*** Recorded data ***

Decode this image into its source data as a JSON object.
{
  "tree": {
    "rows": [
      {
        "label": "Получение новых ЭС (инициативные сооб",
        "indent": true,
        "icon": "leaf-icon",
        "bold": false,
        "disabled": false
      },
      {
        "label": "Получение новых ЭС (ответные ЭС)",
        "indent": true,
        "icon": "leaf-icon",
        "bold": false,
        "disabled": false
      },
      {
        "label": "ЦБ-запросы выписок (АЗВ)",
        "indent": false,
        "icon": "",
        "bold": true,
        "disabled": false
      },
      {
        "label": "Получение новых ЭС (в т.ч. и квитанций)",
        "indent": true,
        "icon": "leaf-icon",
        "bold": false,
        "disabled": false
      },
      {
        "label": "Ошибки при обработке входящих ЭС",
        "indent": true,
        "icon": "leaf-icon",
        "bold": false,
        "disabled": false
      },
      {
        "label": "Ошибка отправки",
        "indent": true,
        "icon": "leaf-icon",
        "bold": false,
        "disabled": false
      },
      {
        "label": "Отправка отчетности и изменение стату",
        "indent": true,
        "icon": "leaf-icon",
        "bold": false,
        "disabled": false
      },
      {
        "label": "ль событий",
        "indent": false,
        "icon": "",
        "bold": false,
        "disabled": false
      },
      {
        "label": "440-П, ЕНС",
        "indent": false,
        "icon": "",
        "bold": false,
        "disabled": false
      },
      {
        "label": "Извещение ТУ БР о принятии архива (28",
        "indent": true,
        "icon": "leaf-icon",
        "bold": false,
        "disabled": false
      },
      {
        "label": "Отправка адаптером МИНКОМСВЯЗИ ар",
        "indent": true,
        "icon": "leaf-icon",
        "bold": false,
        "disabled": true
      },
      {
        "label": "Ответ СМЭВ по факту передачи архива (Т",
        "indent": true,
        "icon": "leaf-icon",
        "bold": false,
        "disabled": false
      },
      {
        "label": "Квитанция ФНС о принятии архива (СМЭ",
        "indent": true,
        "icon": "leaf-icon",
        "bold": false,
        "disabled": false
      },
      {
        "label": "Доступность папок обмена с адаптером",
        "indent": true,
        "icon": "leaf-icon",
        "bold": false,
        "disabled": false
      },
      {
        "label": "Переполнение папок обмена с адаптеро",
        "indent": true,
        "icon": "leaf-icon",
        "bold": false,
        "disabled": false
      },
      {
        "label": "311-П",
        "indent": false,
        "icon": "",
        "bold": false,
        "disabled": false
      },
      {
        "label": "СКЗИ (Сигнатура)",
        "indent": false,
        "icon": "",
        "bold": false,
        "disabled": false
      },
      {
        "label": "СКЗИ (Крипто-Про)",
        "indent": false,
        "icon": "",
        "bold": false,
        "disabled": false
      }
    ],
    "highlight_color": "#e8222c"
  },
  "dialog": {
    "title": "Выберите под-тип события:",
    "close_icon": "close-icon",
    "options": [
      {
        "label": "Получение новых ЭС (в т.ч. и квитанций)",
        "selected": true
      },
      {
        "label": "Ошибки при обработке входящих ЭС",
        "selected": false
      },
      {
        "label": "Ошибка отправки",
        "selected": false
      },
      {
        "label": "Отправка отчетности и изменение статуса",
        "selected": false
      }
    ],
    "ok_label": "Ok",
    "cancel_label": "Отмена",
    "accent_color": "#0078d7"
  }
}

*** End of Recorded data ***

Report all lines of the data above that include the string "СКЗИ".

        "label": "СКЗИ (Сигнатура)",
        "label": "СКЗИ (Крипто-Про)",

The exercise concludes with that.